To recap Jhonny Peralta’s career to date, be broke onto the scene with 24 HRs as the 23 year old SS for the Cleveland Indians in 2005. Peralta’s 292/366/520 was good for 2nd best among AL shortstops (barely behind Michael Young, and solidly ahead of Derek Jeter and Miguel Tejada). To place Peralta’s breakout season in historical perspective, only 10 shortstops in the history of baseball had posted an OPS+ better than Peralta at the same (or younger) age.
Over the next three seasons, Peralta continued to prove durable and above average, if not star caliber in Cleveland. Though a good hitter, Peralta never reminded the Tribe faithful of Omar Vizquel and the decision was made to move Peralta to 3B, and he primarily played 3B until his trade to Detroit in 2010.
To begin 2011, Jim Leyland and the Tigers decided that his previous struggles in the middle of the diamond were not compelling, and at age 29 Peralta moved away from 3B and back to SS (this writer can’t think of another player that moved back to SS from any position at such a late age). The results were nothing short of astonishing — Peralta proceeded to post a 5.2 WAR season – after posting 7.8 WAR in the previous 5 seasons, and was arguably the AL’s best SS:
|Alexei Ramirez||White Sox||158||15||7||0.269||0.328||0.399||0.319||96||4.9|
|Yunel Escobar||Blue Jays||133||11||3||0.290||0.369||0.413||0.345||116||4.3|

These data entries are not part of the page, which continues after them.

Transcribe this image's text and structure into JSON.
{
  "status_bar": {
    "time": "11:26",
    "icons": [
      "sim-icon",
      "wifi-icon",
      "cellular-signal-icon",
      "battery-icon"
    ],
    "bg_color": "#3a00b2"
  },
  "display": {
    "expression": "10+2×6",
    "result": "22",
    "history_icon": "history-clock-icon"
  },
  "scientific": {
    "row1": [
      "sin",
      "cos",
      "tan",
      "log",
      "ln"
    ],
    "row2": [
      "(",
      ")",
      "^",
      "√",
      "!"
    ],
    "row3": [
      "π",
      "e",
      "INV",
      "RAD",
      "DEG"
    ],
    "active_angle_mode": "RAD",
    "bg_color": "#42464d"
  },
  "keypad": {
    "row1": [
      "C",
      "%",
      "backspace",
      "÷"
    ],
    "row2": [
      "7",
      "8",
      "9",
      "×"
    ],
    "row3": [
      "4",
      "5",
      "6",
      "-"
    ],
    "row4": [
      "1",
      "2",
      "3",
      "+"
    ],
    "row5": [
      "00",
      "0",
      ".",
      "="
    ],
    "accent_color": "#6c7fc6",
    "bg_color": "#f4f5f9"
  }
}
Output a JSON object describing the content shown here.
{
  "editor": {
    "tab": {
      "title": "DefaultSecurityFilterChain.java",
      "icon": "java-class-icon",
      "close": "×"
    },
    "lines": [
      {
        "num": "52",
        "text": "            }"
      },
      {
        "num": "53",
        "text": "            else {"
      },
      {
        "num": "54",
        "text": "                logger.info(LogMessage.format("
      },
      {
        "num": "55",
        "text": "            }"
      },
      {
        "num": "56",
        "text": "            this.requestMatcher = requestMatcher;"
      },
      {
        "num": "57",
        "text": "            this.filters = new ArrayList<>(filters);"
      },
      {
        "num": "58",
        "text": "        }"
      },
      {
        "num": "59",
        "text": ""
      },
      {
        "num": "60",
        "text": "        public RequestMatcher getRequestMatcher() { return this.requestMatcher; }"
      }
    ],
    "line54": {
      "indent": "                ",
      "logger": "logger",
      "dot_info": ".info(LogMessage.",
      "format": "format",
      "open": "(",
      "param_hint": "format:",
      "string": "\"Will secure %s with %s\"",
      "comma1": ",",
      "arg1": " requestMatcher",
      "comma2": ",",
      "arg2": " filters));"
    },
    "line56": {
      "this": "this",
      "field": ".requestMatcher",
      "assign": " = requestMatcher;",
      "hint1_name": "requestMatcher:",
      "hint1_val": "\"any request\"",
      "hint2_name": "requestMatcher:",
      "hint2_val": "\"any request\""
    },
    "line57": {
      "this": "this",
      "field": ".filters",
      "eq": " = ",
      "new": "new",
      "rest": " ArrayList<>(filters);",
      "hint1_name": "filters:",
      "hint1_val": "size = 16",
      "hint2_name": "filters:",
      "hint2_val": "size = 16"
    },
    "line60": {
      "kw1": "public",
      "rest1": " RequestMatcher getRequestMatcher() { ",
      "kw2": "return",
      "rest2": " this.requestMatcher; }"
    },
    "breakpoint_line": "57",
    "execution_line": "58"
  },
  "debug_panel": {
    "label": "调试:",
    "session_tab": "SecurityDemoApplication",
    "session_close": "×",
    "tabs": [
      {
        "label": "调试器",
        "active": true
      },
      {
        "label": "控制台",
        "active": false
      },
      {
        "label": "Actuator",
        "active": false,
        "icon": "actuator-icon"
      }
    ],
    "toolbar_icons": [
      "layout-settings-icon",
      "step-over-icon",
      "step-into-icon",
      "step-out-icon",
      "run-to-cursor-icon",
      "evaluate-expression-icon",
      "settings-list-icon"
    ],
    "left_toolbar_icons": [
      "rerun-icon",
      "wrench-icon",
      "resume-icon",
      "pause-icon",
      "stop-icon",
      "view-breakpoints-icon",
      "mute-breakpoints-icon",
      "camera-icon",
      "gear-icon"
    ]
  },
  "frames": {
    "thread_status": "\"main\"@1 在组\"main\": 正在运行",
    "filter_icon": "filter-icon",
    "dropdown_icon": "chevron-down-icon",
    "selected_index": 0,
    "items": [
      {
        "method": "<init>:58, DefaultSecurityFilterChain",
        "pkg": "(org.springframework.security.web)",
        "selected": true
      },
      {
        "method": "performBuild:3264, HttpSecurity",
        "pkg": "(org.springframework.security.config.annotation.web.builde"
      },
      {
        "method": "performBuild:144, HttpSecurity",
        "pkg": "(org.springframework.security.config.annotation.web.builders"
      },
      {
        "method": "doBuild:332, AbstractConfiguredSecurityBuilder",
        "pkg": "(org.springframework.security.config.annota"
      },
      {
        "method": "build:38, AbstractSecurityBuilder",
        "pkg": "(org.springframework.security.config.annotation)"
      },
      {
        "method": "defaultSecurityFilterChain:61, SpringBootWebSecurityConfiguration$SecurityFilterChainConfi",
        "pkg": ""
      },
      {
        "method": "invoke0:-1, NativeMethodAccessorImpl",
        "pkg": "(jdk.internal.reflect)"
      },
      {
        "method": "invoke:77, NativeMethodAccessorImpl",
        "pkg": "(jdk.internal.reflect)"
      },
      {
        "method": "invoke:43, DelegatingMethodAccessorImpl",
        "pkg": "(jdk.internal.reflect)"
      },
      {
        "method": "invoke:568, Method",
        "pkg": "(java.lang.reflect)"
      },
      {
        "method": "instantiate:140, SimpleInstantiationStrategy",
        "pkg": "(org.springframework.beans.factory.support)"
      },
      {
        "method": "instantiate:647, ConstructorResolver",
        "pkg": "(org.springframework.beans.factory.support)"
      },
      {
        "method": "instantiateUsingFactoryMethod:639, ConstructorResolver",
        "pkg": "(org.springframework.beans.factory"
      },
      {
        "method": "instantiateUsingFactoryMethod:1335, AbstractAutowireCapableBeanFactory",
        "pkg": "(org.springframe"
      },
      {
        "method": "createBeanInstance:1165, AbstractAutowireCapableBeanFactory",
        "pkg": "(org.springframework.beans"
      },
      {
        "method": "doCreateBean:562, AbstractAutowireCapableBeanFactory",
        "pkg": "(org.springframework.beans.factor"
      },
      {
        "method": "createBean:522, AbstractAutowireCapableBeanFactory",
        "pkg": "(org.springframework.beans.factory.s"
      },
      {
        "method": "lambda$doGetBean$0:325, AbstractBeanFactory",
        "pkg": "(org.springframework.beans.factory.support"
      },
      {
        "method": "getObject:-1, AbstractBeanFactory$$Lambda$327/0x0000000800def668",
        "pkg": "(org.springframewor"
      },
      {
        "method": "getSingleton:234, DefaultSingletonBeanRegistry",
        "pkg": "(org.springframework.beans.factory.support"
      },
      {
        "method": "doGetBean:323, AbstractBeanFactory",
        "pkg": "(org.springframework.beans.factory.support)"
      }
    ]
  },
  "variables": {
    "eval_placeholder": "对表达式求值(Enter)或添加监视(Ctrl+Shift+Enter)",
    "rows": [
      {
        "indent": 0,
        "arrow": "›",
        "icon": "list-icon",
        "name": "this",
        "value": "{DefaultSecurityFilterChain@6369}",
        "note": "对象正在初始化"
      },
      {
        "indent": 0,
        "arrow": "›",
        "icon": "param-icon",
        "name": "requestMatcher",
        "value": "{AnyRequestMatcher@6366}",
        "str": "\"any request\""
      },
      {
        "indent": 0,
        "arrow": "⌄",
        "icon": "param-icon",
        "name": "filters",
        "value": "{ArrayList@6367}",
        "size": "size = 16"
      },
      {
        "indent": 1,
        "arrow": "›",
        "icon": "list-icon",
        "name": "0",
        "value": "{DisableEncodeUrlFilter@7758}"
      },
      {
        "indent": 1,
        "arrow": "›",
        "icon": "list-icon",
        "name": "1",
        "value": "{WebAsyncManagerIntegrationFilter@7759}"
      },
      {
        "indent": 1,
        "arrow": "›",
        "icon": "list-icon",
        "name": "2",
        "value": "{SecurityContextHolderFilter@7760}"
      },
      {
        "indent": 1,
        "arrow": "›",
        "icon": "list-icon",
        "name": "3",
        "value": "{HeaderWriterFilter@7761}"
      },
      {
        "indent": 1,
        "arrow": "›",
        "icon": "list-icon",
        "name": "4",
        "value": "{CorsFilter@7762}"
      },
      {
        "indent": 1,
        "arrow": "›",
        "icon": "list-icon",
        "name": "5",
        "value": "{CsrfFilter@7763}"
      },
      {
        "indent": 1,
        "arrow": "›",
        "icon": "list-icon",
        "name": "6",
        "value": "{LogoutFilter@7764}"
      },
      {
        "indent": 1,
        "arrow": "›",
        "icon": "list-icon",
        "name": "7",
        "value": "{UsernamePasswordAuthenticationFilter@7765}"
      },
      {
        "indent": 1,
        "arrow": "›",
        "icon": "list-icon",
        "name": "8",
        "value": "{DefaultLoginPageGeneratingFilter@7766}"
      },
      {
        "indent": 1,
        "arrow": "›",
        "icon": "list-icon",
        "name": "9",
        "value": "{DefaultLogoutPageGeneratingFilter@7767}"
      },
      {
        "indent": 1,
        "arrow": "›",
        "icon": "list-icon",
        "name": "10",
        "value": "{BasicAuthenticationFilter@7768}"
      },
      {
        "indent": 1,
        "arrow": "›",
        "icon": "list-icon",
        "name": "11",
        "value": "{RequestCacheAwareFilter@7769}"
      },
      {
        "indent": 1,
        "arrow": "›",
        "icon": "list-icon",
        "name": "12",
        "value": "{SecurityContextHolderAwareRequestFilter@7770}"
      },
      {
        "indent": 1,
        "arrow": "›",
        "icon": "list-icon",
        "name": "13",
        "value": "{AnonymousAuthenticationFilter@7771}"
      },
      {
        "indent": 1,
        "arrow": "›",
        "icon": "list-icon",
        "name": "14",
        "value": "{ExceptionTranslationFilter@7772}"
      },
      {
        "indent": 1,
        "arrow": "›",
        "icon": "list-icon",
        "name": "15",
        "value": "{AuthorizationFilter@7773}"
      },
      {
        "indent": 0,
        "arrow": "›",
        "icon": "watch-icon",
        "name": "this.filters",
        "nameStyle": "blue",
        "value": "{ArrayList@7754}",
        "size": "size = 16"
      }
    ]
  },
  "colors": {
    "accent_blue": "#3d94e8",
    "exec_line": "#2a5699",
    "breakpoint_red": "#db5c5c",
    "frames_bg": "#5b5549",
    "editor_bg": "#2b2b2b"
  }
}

What I find most interesting is that I can’t find any good reason to explain Peralta’s resurgence. Peralta has never been the most patient hitter, but his 2011 walk rate dropped to 6.9% (career 8.4%). While his LD% came in right on his career number, his GB% decreased significantly (35.8% against a career number of 43.8%). In addition to the correlated spike in fly balls, Peralta’s infield pop up percentage nearly doubled (11.3% against a 6.3% career rate). JP’s BABIP came in at .325, almost identical to his career .314 number. In essence, Peralta was a hitter who walked less, popped up more, hit tons more fly balls (which are converted into outs at a much higher percentage) and somehow managed to post a career best batting average.
Thanks to the good people at Home Run Tracker, we can also look at Peralta’s HRs. The table below shows that when we look at balls leaving the park (versus merely the batted balls in play above), Peralta’s HRs are travelling shorter and shorter distances each year:
So to recap what we know – Jhonny Peralta will turn 30 early this coming season. He is four years removed from being moved off SS because of his lack of range, and last year he posted a career low walk percentage, a career high FB and pop up rate. His HRs are shorter than ever before, and he plays in a park that is neutral to slightly pitcher favorable. Peralta somehow turned those numbers into the league’s best SS, but it is hard to imagine anything but a disappointing 2012 campaign – though it probably wouldn’t be more surprising than his resurgent 2011 season.